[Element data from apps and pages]
********************
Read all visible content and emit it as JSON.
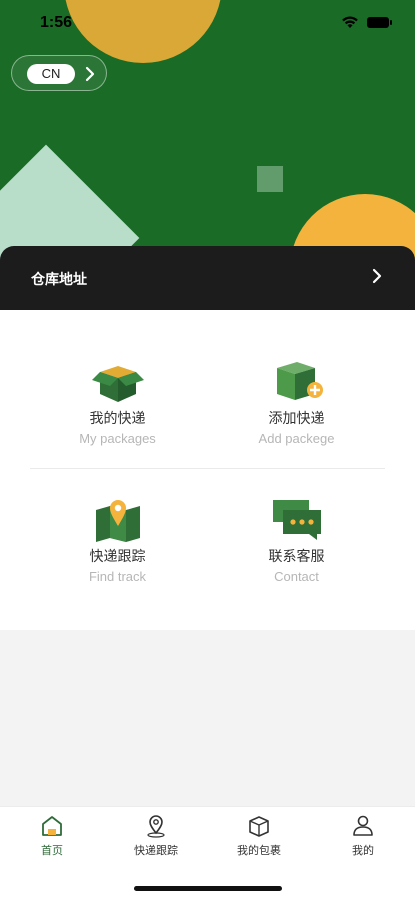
{
  "status_bar": {
    "time": "1:56"
  },
  "language": {
    "code": "CN"
  },
  "warehouse": {
    "label": "仓库地址"
  },
  "tiles": [
    {
      "cn": "我的快递",
      "en": "My packages",
      "icon": "open-box-icon"
    },
    {
      "cn": "添加快递",
      "en": "Add packege",
      "icon": "add-box-icon"
    },
    {
      "cn": "快递跟踪",
      "en": "Find track",
      "icon": "map-pin-icon"
    },
    {
      "cn": "联系客服",
      "en": "Contact",
      "icon": "chat-bubbles-icon"
    }
  ],
  "tabbar": {
    "items": [
      {
        "label": "首页",
        "icon": "home-icon",
        "active": true
      },
      {
        "label": "快递跟踪",
        "icon": "location-pin-icon",
        "active": false
      },
      {
        "label": "我的包裹",
        "icon": "package-icon",
        "active": false
      },
      {
        "label": "我的",
        "icon": "user-icon",
        "active": false
      }
    ]
  },
  "colors": {
    "brand_green": "#1a6b26",
    "accent_yellow": "#f4b33c",
    "dark_bar": "#1c1c1c"
  }
}
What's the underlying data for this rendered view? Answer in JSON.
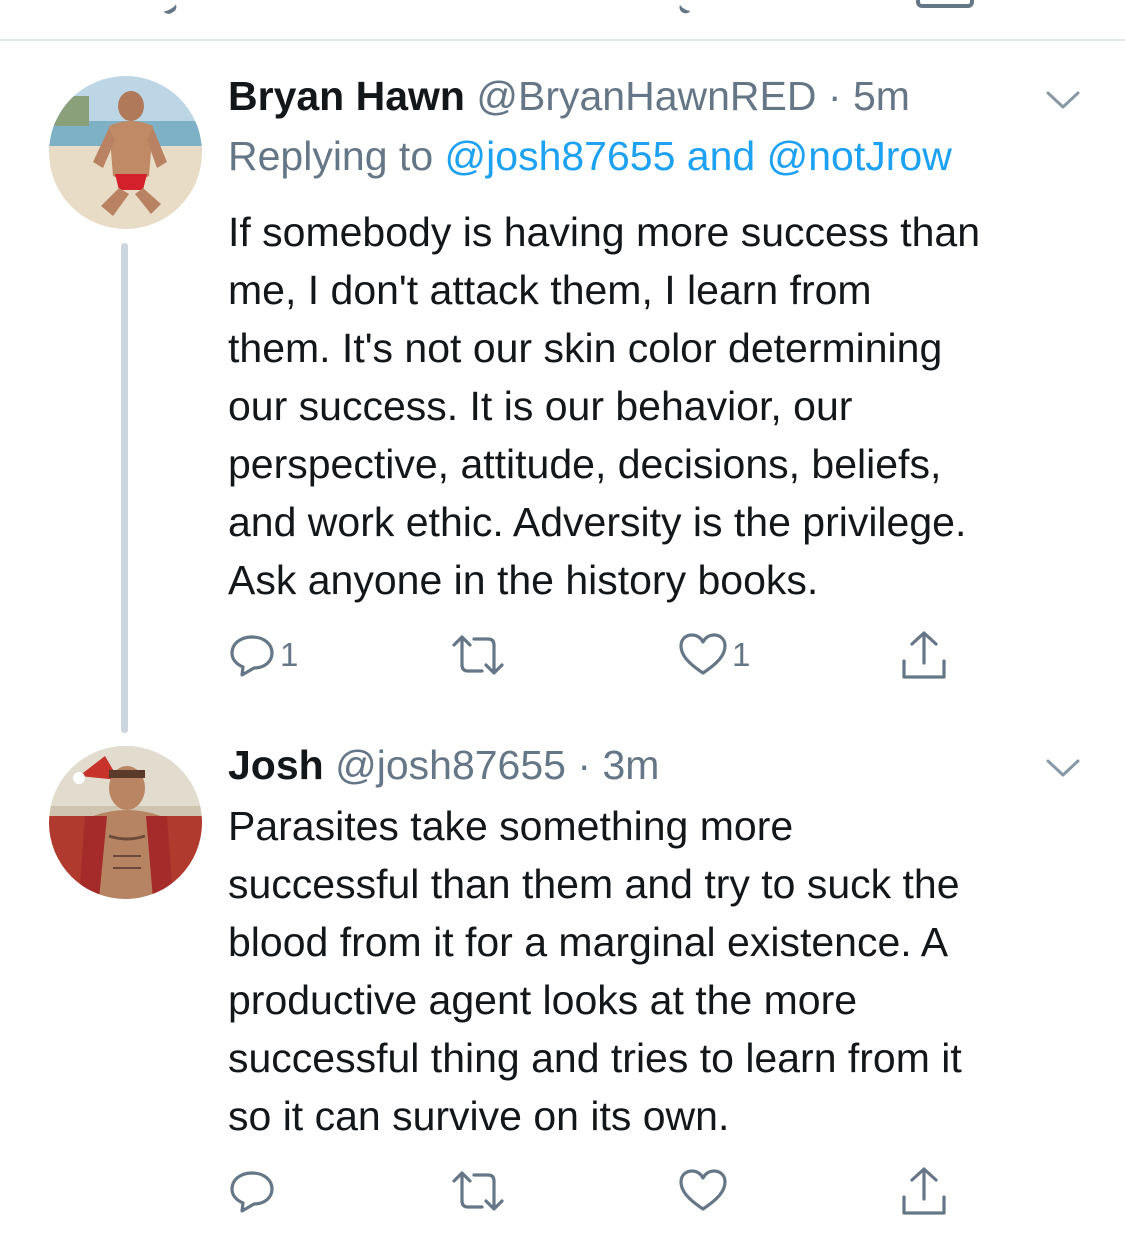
{
  "tweets": [
    {
      "name": "Bryan Hawn",
      "handle": "@BryanHawnRED",
      "separator": "·",
      "time": "5m",
      "reply_prefix": "Replying to",
      "reply_user1": "@josh87655",
      "reply_and": "and",
      "reply_user2": "@notJrow",
      "text": "If somebody is having more success than\nme, I don't attack them, I learn from\nthem. It's not our skin color determining\nour success. It is our behavior, our\nperspective, attitude, decisions, beliefs,\nand work ethic. Adversity is the privilege.\nAsk anyone in the history books.",
      "reply_count": "1",
      "retweet_count": "",
      "like_count": "1"
    },
    {
      "name": "Josh",
      "handle": "@josh87655",
      "separator": "·",
      "time": "3m",
      "text": "Parasites take something more\nsuccessful than them and try to suck the\nblood from it for a marginal existence. A\nproductive agent looks at the more\nsuccessful thing and tries to learn from it\nso it can survive on its own.",
      "reply_count": "",
      "retweet_count": "",
      "like_count": ""
    }
  ],
  "icons": {
    "reply": "reply-icon",
    "retweet": "retweet-icon",
    "like": "heart-icon",
    "share": "share-icon",
    "more": "chevron-down-icon"
  },
  "colors": {
    "text": "#14171a",
    "secondary": "#657786",
    "link": "#1da1f2",
    "thread_line": "#cbd6de",
    "divider": "#e1e8ed"
  }
}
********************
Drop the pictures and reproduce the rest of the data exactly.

• EXPECTED ANSWER:
Read all visible content and emit it as JSON.
{
  "status_bar": {
    "time": "1:56"
  },
  "language": {
    "code": "CN"
  },
  "warehouse": {
    "label": "仓库地址"
  },
  "tiles": [
    {
      "cn": "我的快递",
      "en": "My packages",
      "icon": "open-box-icon"
    },
    {
      "cn": "添加快递",
      "en": "Add packege",
      "icon": "add-box-icon"
    },
    {
      "cn": "快递跟踪",
      "en": "Find track",
      "icon": "map-pin-icon"
    },
    {
      "cn": "联系客服",
      "en": "Contact",
      "icon": "chat-bubbles-icon"
    }
  ],
  "tabbar": {
    "items": [
      {
        "label": "首页",
        "icon": "home-icon",
        "active": true
      },
      {
        "label": "快递跟踪",
        "icon": "location-pin-icon",
        "active": false
      },
      {
        "label": "我的包裹",
        "icon": "package-icon",
        "active": false
      },
      {
        "label": "我的",
        "icon": "user-icon",
        "active": false
      }
    ]
  },
  "colors": {
    "brand_green": "#1a6b26",
    "accent_yellow": "#f4b33c",
    "dark_bar": "#1c1c1c"
  }
}
What's the underlying data for this rendered view? Answer in JSON.
{
  "tweets": [
    {
      "name": "Bryan Hawn",
      "handle": "@BryanHawnRED",
      "separator": "·",
      "time": "5m",
      "reply_prefix": "Replying to",
      "reply_user1": "@josh87655",
      "reply_and": "and",
      "reply_user2": "@notJrow",
      "text": "If somebody is having more success than\nme, I don't attack them, I learn from\nthem. It's not our skin color determining\nour success. It is our behavior, our\nperspective, attitude, decisions, beliefs,\nand work ethic. Adversity is the privilege.\nAsk anyone in the history books.",
      "reply_count": "1",
      "retweet_count": "",
      "like_count": "1"
    },
    {
      "name": "Josh",
      "handle": "@josh87655",
      "separator": "·",
      "time": "3m",
      "text": "Parasites take something more\nsuccessful than them and try to suck the\nblood from it for a marginal existence. A\nproductive agent looks at the more\nsuccessful thing and tries to learn from it\nso it can survive on its own.",
      "reply_count": "",
      "retweet_count": "",
      "like_count": ""
    }
  ],
  "icons": {
    "reply": "reply-icon",
    "retweet": "retweet-icon",
    "like": "heart-icon",
    "share": "share-icon",
    "more": "chevron-down-icon"
  },
  "colors": {
    "text": "#14171a",
    "secondary": "#657786",
    "link": "#1da1f2",
    "thread_line": "#cbd6de",
    "divider": "#e1e8ed"
  }
}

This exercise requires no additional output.